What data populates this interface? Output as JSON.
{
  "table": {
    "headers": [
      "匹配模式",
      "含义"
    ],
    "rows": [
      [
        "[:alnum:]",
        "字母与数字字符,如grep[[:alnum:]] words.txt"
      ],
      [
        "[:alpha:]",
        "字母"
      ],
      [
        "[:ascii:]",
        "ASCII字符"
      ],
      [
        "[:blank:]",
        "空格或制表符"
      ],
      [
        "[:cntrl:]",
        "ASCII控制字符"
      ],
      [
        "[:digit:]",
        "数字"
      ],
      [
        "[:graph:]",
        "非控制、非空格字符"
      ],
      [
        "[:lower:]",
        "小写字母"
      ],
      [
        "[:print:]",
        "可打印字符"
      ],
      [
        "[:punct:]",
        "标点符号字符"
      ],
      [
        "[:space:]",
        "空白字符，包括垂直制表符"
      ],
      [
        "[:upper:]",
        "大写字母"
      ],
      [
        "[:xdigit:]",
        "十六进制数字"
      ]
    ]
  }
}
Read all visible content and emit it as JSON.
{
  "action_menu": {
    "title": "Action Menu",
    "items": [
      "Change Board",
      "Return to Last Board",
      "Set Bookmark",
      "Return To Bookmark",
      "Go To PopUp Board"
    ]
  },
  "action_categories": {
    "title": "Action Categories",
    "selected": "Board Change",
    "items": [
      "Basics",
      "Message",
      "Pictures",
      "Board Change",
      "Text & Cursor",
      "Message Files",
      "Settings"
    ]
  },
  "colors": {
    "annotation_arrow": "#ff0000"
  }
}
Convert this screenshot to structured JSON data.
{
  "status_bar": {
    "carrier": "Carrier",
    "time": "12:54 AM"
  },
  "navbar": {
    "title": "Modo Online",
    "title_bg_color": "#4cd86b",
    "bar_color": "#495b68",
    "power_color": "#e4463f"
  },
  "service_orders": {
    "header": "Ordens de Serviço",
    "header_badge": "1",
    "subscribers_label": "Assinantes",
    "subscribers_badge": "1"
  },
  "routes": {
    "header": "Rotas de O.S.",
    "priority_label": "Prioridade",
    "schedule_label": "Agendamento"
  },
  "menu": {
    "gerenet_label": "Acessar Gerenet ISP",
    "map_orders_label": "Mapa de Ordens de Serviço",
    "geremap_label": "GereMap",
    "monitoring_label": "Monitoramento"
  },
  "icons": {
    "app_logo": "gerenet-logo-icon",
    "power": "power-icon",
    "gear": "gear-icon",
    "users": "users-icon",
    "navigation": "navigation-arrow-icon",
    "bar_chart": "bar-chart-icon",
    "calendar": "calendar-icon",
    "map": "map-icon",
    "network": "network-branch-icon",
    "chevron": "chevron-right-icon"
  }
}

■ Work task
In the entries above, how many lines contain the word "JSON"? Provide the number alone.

■ Written reply
3